From Dorms to Dakar
WAC students experience language, culture of Senegal through UCLA Summer Session program.
It's a fine example of students having a good idea and their institution realizing the proposed activities.
This article was first published in The Daily Bruin.
By Skye Mayring, Daily Bruin contributor
THE FAMILIAR pounding of six Sabar drums drew nearly every villager to a pulsing circle of dancers. Small children rushed to the center of the circle, eagerly starting the first dance performance of the evening.
Typically, Sabar, a Senegalese dance event, showcases one gender through traditional dance. But that particular night featured the modern dance of male and female foreigners and may have marked a new annual tradition involving UCLA World Arts and Cultures students.
This summer, UCLA Summer Sessions offered a WAC travel study program in Senegal, Africa for the first time. Twenty-five students participated in the five-week program, which provided instruction on African dance techniques, drumming, the Wolof language and Senegalese history and visual arts. Excursions outside of the classroom, such as the Sabar dance performance, rounded out the students' Senegal experience. The new program, which lasted from June 24 to July 29, is a result of the work of Germaine Acogny, a Senegalese Regents scholar and choreographer who has taught at UCLA, and Allen Roberts, the director of UCLA's African Studies Center.
Roberts, a WAC professor who taught a language and visual culture class during the program, also credits the combined effort of Acogny's students in its establishment.
"Everyone at the WAC department was so impressed with Germaine Acogny's work that several students put (a proposal) for this program together," Roberts said. "It's a fine example of students having a good idea and their institution realizing the proposed activities."
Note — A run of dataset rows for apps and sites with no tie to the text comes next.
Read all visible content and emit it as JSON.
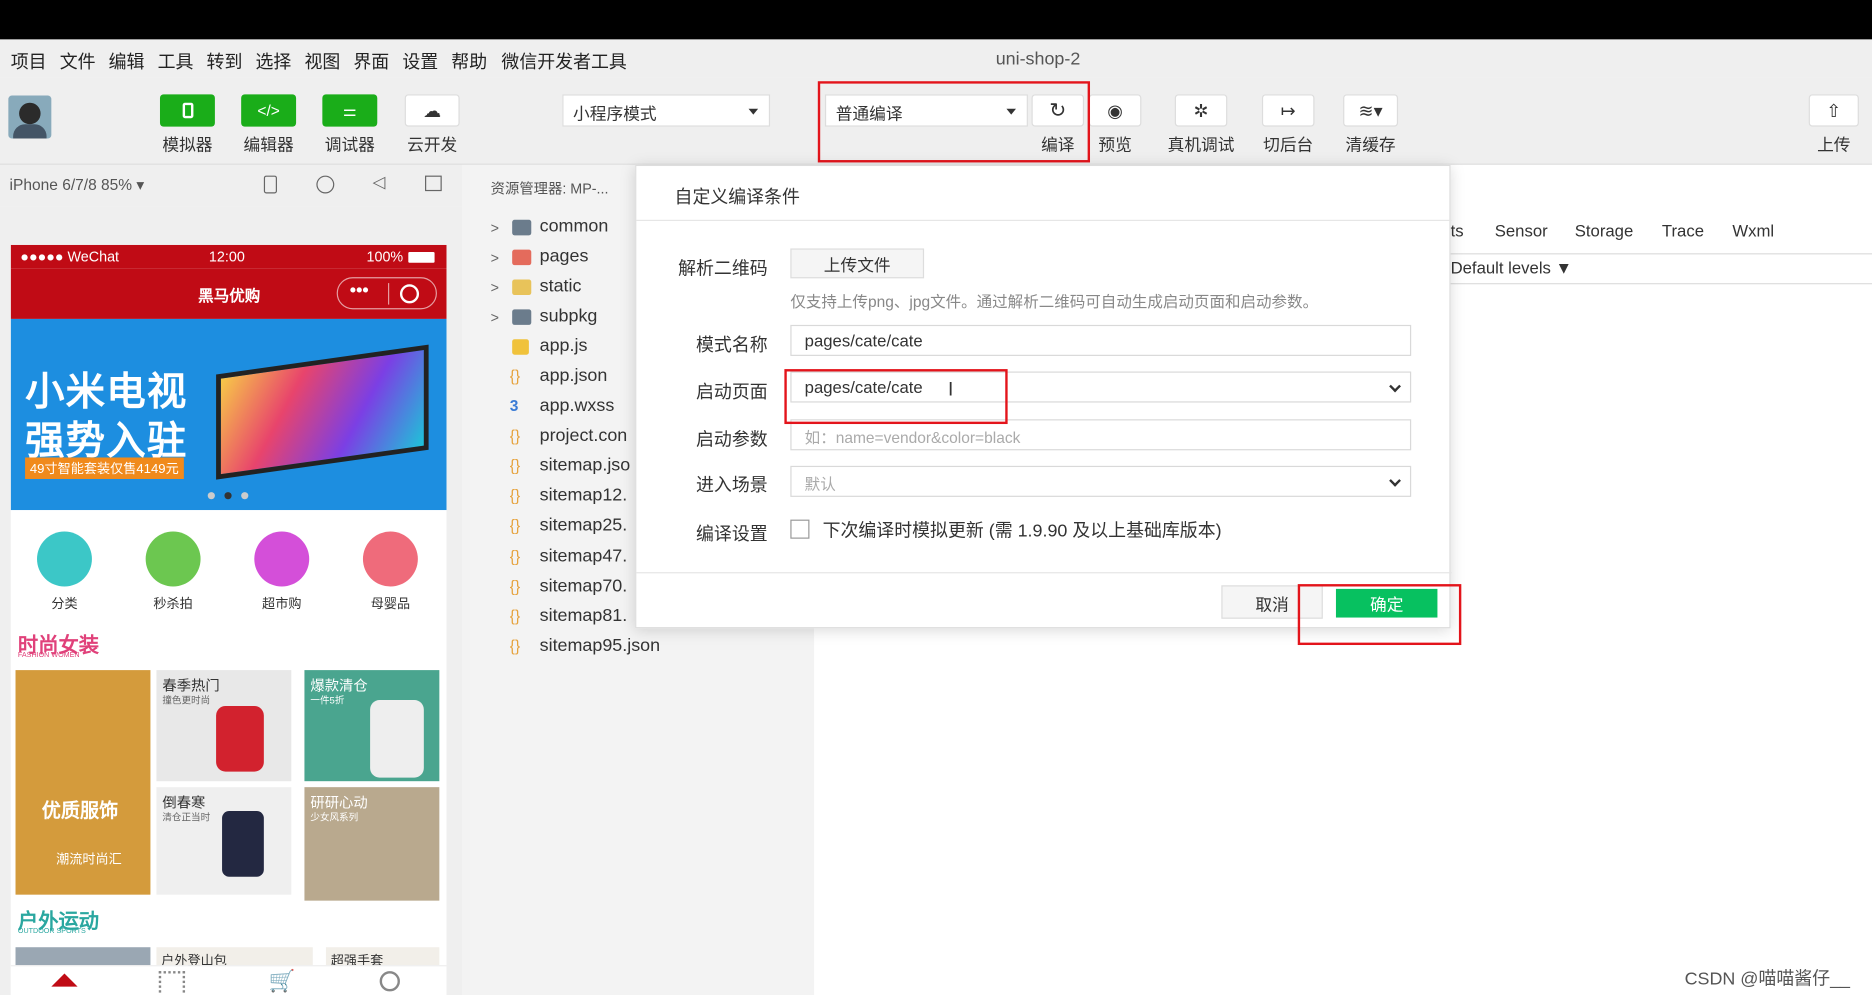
{
  "app_title": "uni-shop-2",
  "menu": [
    "项目",
    "文件",
    "编辑",
    "工具",
    "转到",
    "选择",
    "视图",
    "界面",
    "设置",
    "帮助",
    "微信开发者工具"
  ],
  "toolbar": {
    "simulator": "模拟器",
    "editor": "编辑器",
    "debugger": "调试器",
    "cloud": "云开发",
    "mode": "小程序模式",
    "compile_mode": "普通编译",
    "compile": "编译",
    "preview": "预览",
    "real_debug": "真机调试",
    "background": "切后台",
    "clear_cache": "清缓存",
    "upload": "上传"
  },
  "simulator": {
    "device": "iPhone 6/7/8 85%",
    "status_left": "●●●●● WeChat",
    "status_time": "12:00",
    "status_battery": "100%",
    "nav_title": "黑马优购",
    "banner_text_1": "小米电视",
    "banner_text_2": "强势入驻",
    "banner_sub": "49寸智能套装仅售4149元",
    "categories": [
      "分类",
      "秒杀拍",
      "超市购",
      "母婴品"
    ],
    "floor1_title": "时尚女装",
    "floor1_sub": "FASHION WOMEN",
    "floor1_tiles": [
      "优质服饰",
      "春季热门",
      "爆款清仓",
      "倒春寒",
      "研研心动"
    ],
    "floor1_tile_subs": [
      "潮流时尚汇",
      "撞色更时尚",
      "一件5折",
      "清仓正当时",
      "少女风系列"
    ],
    "floor2_title": "户外运动",
    "floor2_sub": "OUTDOOR SPORTS",
    "floor2_tiles": [
      "户外登山包",
      "超强手套"
    ]
  },
  "explorer": {
    "title": "资源管理器: MP-...",
    "items": [
      "common",
      "pages",
      "static",
      "subpkg",
      "app.js",
      "app.json",
      "app.wxss",
      "project.con",
      "sitemap.jso",
      "sitemap12.",
      "sitemap25.",
      "sitemap47.",
      "sitemap70.",
      "sitemap81.",
      "sitemap95.json"
    ]
  },
  "devtools": {
    "tabs": [
      "ts",
      "Sensor",
      "Storage",
      "Trace",
      "Wxml"
    ],
    "levels": "Default levels ▼"
  },
  "modal": {
    "title": "自定义编译条件",
    "qr_label": "解析二维码",
    "upload_button": "上传文件",
    "hint": "仅支持上传png、jpg文件。通过解析二维码可自动生成启动页面和启动参数。",
    "mode_name_label": "模式名称",
    "mode_name_value": "pages/cate/cate",
    "start_page_label": "启动页面",
    "start_page_value": "pages/cate/cate",
    "params_label": "启动参数",
    "params_placeholder": "如：name=vendor&color=black",
    "scene_label": "进入场景",
    "scene_value": "默认",
    "compile_settings_label": "编译设置",
    "checkbox_label": "下次编译时模拟更新 (需 1.9.90 及以上基础库版本)",
    "cancel": "取消",
    "ok": "确定"
  },
  "watermark": "CSDN @喵喵酱仔__",
  "colors": {
    "green": "#1aad19",
    "ok_green": "#07c160",
    "red_highlight": "#e3141b",
    "wechat_red": "#c00b15"
  }
}
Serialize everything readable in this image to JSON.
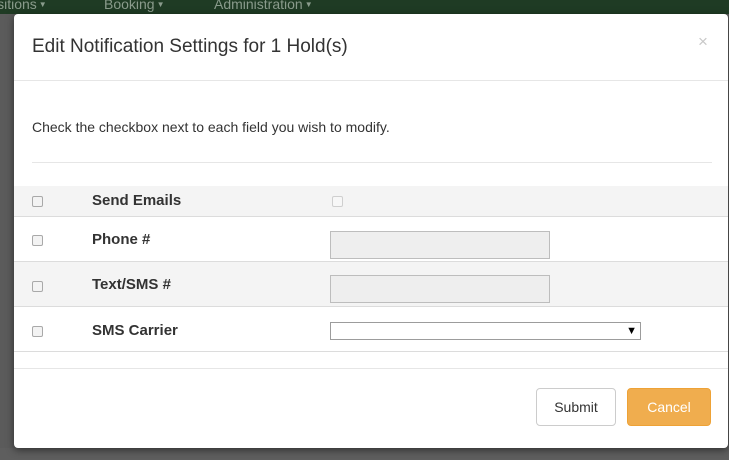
{
  "navbar": {
    "items": [
      {
        "label": "isitions"
      },
      {
        "label": "Booking"
      },
      {
        "label": "Administration"
      }
    ]
  },
  "modal": {
    "title": "Edit Notification Settings for 1 Hold(s)",
    "close_glyph": "×",
    "instructions": "Check the checkbox next to each field you wish to modify.",
    "fields": [
      {
        "label": "Send Emails"
      },
      {
        "label": "Phone #",
        "value": ""
      },
      {
        "label": "Text/SMS #",
        "value": ""
      },
      {
        "label": "SMS Carrier",
        "selected": ""
      }
    ],
    "select_arrow": "▼",
    "submit_label": "Submit",
    "cancel_label": "Cancel"
  },
  "colors": {
    "navbar": "#1f3b24",
    "cancel_button": "#f0ad4e",
    "backdrop": "#5d5d5d"
  }
}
Roberts worked with UCLA Summer Sessions to mold a 12-unit program with enough room for excursions to a former site of the transatlantic slave trade, Goré Island, and to Pikine Cultural Center, where students collaborated with hip-hop artists.
Although the program had no prerequisite classes, a preparation course offered in spring quarter 2006 was highly recommended by the organizers.
Liz Getz, a third-year WAC and global studies student who attended the preparation course before studying abroad, said that prior knowledge of the culture expanded her experience immensely.
"Prepping with the Wolof language was really valuable, although a little French helps too," Getz said. "Students interested in going next summer should also understand that (the Senegalese) are more pervasive with certain social values, such as always greeting everyone in sight."
Split into two distinct parts, the program began with a focus on studying Wolof, the country's dominant language, in the Senegalese capital of Dakar. Students attended five hours of Wolof class a day, along with two Sabar classes a week.
During these first two weeks of the travel study program, students lived with a host family. Most students were placed in separate homes in order to better immerse them in the West African culture and to facilitate communication in the native language, Roberts said.
While students had the weekends to dine out and explore, the host families were responsible for preparing all meals during the work week.
Second-year WAC student Margaux Permutt, who attended the program, remembers an array of meals that ranged from a lunch of stewed vegetables in a chili sauce over rice to a breakfast of bread and instant coffee.
"Senegalese food is fresher than anything we could get here because they don't use any pesticides or have true markets to sell produce," she said. "Still, some students wouldn't eat fresh veggies out of fear of microbes."
The second part of the program took place in a city two hours south of Dakar called Toubab Dialaw, where students received dance and music instruction under the direction of Acogny and her staff.
No longer in the accommodations of a host family, students were housed in the dance center founded by Acogny, called L'Ecole des Sables. Here, the organizers devoted the program's final three weeks to a daily curriculum of five to six hours of dance and choreography exercises with African counterparts.
"We danced all day in the extreme heat and humidity of West Africa, covered in sand and sweat, yet the dance intensive was one of the highlights of my trip," Getz said.
The opportunity to learn and perform African dance in Senegal could likely arise again next summer, as Roberts plans to make the program an ongoing summer project. He intends future programs in Senegal to follow a similar curriculum with a greater focus on AIDS awareness.
"This fall, we're hoping to present a dance performance and discussion to the WAC department," Roberts said, "so that the students can build enthusiasm for next summer."
Published: Monday, September 18, 2006